Problem requirements -> Lines, not repeats, are what count: give the number of lines below that hold "text", and nothing more.
========================
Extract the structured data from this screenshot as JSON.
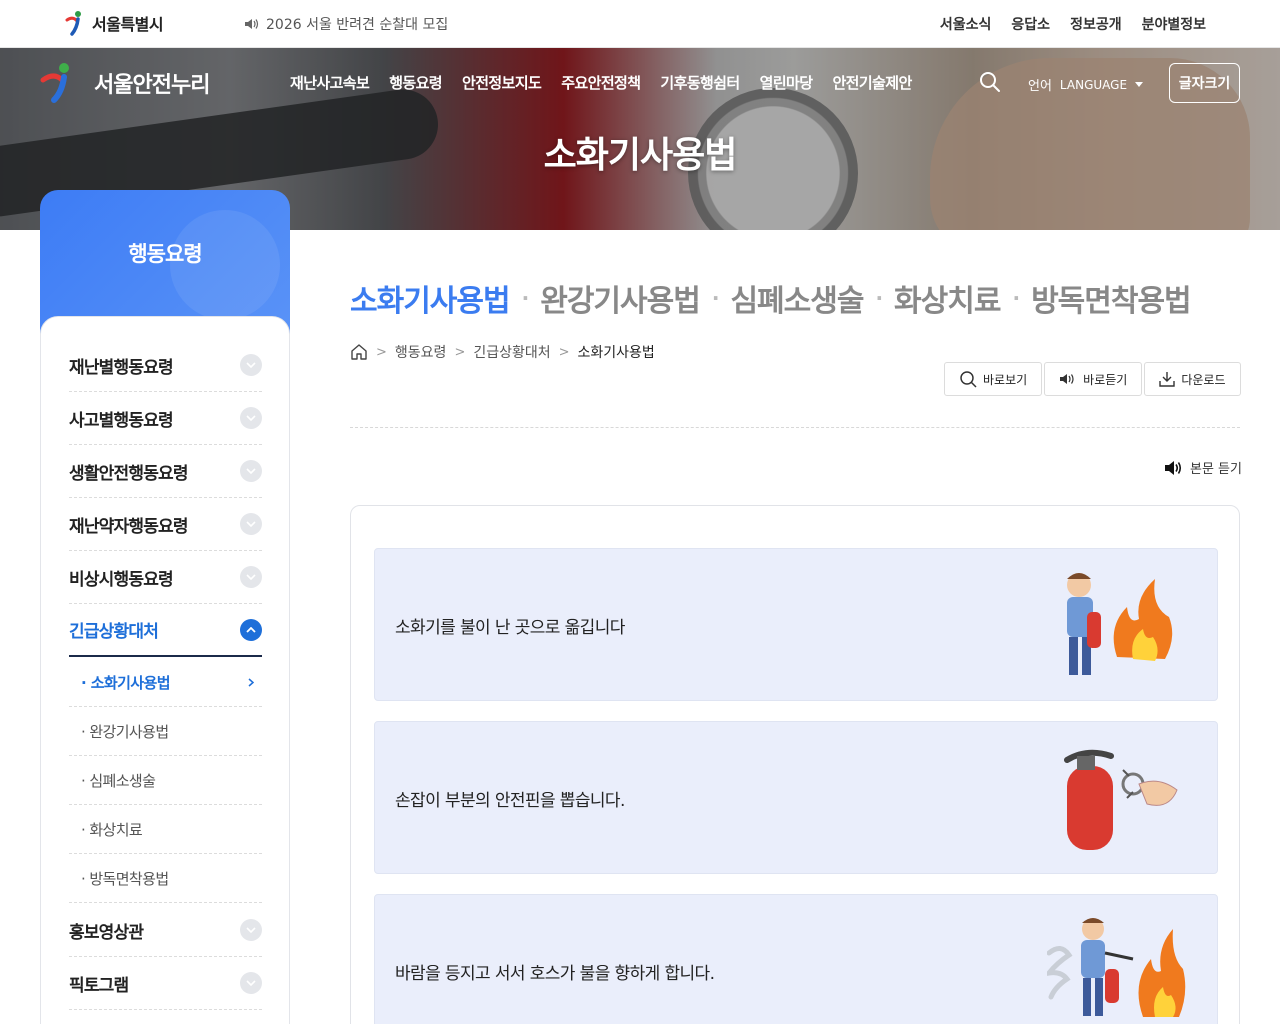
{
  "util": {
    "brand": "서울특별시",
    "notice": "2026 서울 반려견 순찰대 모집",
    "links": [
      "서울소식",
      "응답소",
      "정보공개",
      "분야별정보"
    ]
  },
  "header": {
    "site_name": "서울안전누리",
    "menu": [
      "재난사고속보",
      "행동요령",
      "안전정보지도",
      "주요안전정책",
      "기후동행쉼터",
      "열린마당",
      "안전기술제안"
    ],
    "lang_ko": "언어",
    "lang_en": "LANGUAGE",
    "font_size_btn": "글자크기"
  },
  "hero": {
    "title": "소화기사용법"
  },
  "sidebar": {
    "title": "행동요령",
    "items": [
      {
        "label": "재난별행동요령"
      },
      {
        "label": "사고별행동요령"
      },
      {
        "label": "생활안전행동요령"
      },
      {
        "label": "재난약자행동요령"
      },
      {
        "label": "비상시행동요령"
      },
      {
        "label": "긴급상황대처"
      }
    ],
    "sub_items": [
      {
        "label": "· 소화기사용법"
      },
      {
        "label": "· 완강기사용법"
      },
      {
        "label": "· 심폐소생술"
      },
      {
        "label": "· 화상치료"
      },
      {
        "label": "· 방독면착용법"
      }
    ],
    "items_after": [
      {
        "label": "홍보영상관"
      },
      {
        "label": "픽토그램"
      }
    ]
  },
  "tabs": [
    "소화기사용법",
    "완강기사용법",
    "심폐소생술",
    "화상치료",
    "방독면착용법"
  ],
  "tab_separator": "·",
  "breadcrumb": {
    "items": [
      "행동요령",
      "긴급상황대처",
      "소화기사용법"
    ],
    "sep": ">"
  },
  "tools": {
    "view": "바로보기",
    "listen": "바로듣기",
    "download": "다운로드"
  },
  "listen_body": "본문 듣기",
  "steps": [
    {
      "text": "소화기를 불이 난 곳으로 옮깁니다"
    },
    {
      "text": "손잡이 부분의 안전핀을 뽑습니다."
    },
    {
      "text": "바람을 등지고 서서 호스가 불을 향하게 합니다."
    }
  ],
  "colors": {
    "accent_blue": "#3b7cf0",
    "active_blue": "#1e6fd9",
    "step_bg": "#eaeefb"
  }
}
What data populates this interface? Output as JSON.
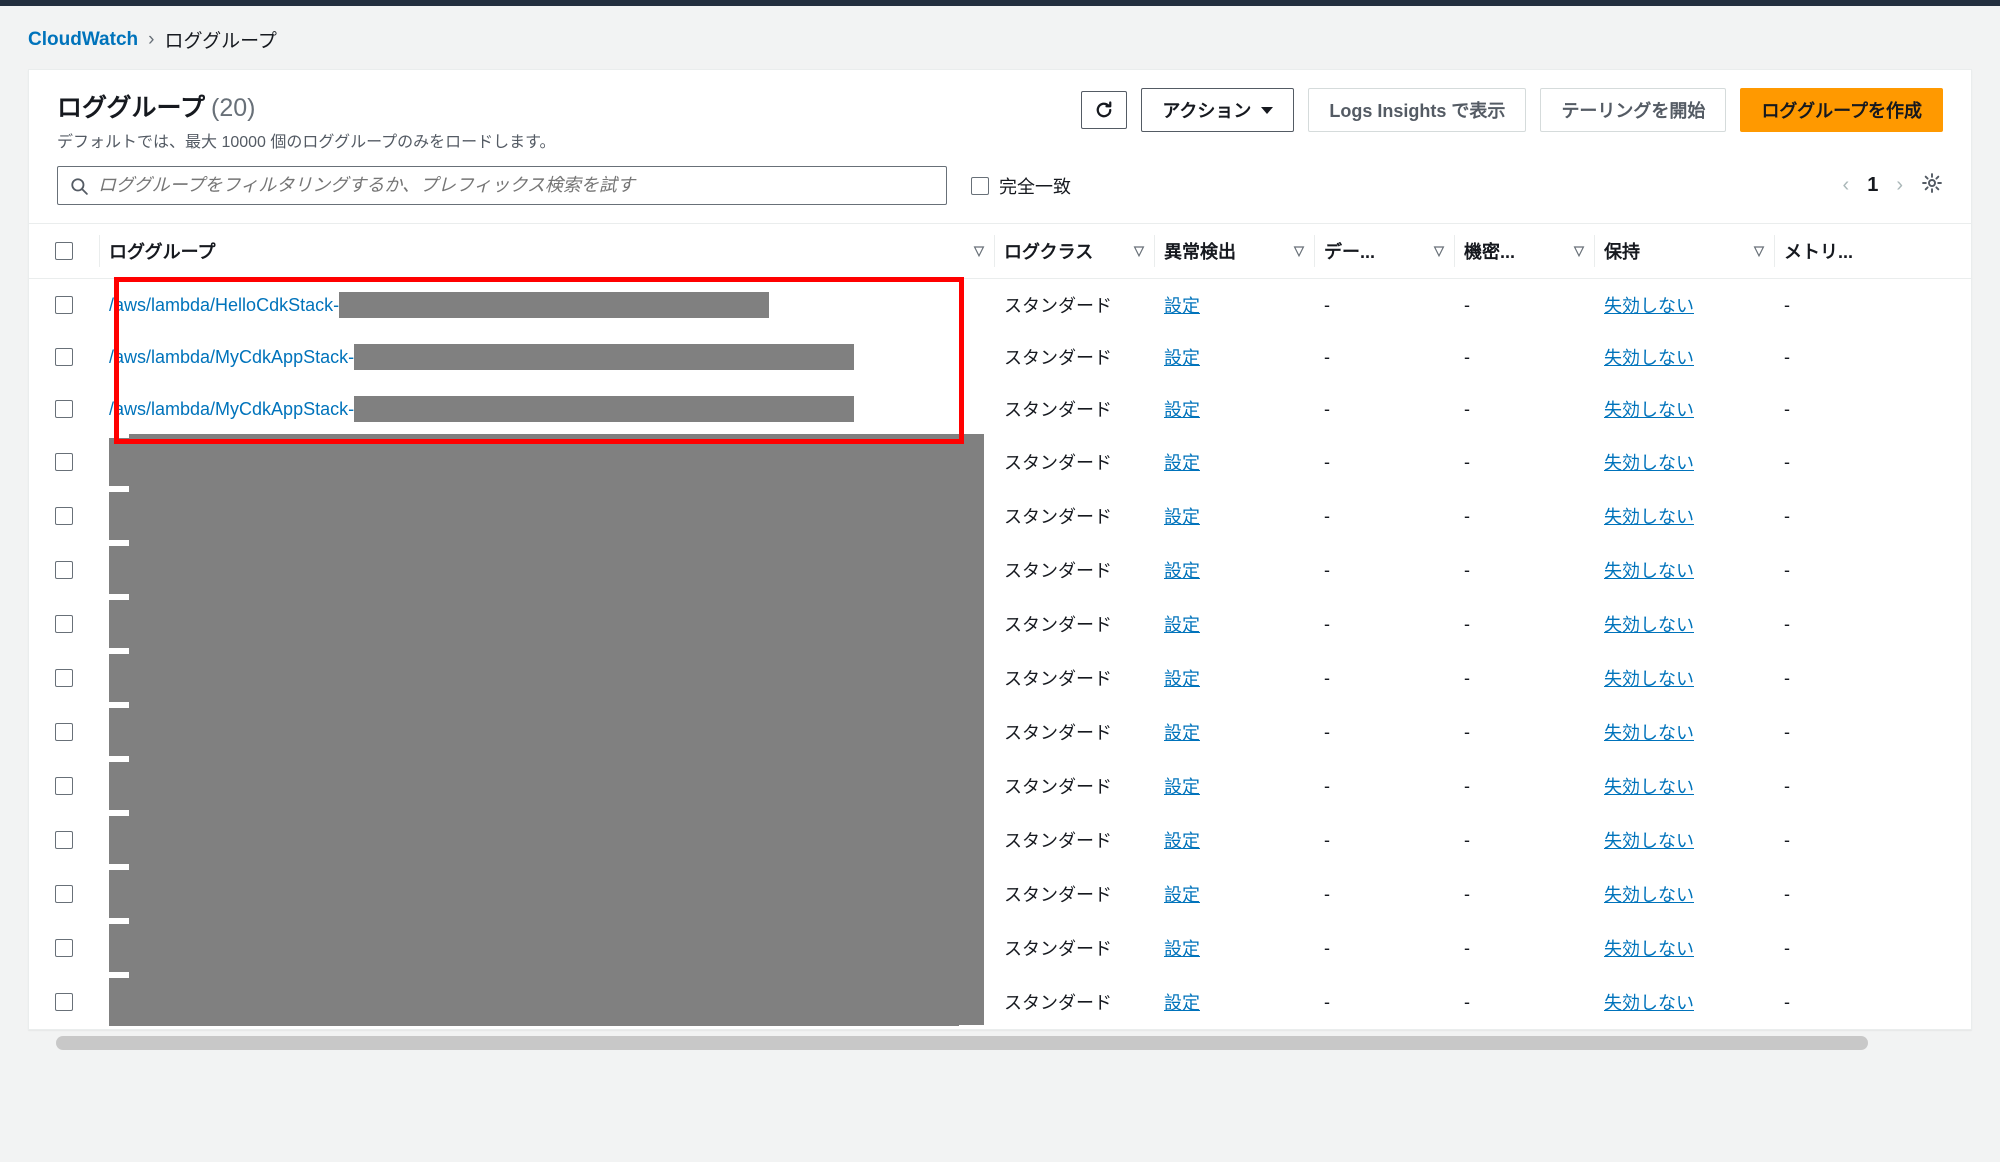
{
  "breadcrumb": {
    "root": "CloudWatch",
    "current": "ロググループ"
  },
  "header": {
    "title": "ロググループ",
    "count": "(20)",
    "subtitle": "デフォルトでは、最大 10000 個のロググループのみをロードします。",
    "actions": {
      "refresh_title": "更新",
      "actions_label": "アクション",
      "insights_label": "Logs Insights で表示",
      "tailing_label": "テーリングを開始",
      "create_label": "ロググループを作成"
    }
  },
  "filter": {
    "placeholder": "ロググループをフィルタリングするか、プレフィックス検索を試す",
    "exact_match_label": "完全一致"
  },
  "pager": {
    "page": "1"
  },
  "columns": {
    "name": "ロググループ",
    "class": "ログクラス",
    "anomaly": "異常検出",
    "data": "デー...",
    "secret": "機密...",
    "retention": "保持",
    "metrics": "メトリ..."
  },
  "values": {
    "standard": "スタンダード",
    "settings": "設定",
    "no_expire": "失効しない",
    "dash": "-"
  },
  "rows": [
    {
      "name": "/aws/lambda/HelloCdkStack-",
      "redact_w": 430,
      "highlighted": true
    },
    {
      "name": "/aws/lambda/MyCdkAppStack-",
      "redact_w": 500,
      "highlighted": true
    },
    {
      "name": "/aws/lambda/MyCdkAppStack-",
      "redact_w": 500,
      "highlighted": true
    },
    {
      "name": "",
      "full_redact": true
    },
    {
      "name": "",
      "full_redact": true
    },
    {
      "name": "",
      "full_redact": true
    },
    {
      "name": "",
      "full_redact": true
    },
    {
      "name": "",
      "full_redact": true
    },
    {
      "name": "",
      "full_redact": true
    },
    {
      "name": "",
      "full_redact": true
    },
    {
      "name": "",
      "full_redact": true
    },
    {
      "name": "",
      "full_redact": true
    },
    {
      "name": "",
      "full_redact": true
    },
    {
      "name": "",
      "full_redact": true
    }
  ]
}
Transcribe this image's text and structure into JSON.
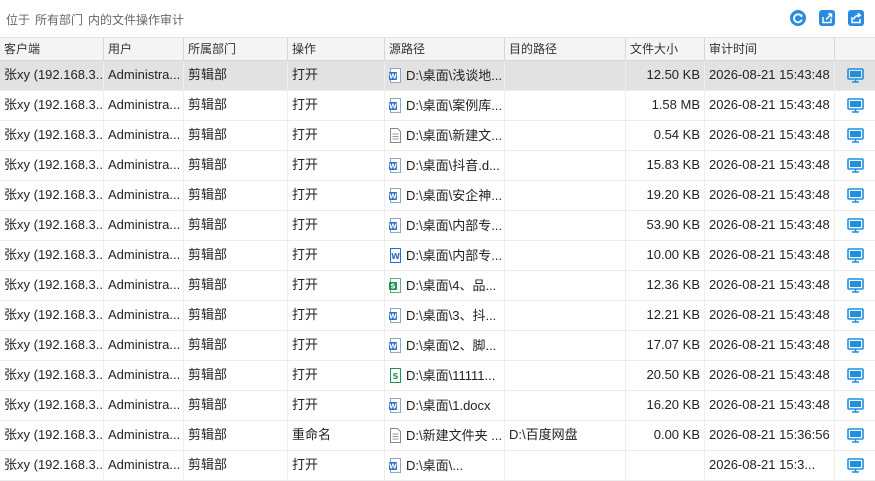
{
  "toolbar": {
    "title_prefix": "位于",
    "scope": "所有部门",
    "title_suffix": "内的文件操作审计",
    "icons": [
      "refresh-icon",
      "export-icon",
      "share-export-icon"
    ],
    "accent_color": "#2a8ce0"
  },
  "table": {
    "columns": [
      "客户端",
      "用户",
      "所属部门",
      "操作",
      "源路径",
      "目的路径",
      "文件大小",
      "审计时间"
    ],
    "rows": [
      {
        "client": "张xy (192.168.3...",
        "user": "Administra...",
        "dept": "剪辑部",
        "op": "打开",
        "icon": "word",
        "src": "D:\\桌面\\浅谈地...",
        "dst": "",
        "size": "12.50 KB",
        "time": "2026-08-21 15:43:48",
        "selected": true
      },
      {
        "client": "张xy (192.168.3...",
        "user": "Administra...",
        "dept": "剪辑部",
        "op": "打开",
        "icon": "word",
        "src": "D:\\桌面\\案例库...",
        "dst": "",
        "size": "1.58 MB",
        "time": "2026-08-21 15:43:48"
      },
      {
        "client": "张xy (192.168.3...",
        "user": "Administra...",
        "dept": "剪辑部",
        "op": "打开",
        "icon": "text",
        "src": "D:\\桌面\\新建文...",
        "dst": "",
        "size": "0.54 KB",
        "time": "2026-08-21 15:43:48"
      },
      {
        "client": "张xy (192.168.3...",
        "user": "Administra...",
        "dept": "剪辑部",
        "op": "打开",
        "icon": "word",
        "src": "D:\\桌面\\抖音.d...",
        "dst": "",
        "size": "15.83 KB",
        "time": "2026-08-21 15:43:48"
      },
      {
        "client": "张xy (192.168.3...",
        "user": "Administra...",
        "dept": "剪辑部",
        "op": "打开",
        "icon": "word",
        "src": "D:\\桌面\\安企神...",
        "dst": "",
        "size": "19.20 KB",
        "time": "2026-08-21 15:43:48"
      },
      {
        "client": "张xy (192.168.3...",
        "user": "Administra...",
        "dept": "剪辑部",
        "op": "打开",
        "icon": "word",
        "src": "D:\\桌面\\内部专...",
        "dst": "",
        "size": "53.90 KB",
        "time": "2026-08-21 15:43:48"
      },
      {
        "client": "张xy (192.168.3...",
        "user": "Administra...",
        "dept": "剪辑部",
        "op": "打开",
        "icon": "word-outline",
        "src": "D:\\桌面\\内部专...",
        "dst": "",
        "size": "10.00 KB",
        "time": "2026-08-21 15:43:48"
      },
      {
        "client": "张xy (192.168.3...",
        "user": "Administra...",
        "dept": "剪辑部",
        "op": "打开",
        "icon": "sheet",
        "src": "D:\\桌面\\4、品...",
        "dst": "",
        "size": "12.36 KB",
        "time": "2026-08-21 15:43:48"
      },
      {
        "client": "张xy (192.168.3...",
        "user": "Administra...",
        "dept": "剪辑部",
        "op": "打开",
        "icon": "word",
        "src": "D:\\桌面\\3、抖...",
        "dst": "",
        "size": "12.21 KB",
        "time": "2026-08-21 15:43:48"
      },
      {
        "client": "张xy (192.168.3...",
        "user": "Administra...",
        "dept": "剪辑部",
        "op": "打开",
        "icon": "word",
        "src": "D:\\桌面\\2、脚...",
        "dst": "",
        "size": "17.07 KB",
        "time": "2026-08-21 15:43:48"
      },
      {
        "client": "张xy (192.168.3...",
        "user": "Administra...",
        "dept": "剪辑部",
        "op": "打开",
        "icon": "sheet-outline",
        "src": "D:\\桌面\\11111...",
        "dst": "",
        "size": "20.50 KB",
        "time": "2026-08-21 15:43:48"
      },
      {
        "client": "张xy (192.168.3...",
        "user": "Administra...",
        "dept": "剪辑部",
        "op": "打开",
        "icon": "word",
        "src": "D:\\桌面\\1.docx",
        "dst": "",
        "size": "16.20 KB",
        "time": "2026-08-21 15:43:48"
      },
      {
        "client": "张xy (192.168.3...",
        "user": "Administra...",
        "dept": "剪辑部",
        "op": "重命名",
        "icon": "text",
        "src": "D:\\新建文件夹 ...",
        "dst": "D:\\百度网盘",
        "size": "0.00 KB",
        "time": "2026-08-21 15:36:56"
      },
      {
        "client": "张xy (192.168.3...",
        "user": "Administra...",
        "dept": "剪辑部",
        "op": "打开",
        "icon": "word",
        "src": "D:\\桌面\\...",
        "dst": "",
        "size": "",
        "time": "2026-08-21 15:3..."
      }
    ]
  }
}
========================
Task solution -> 6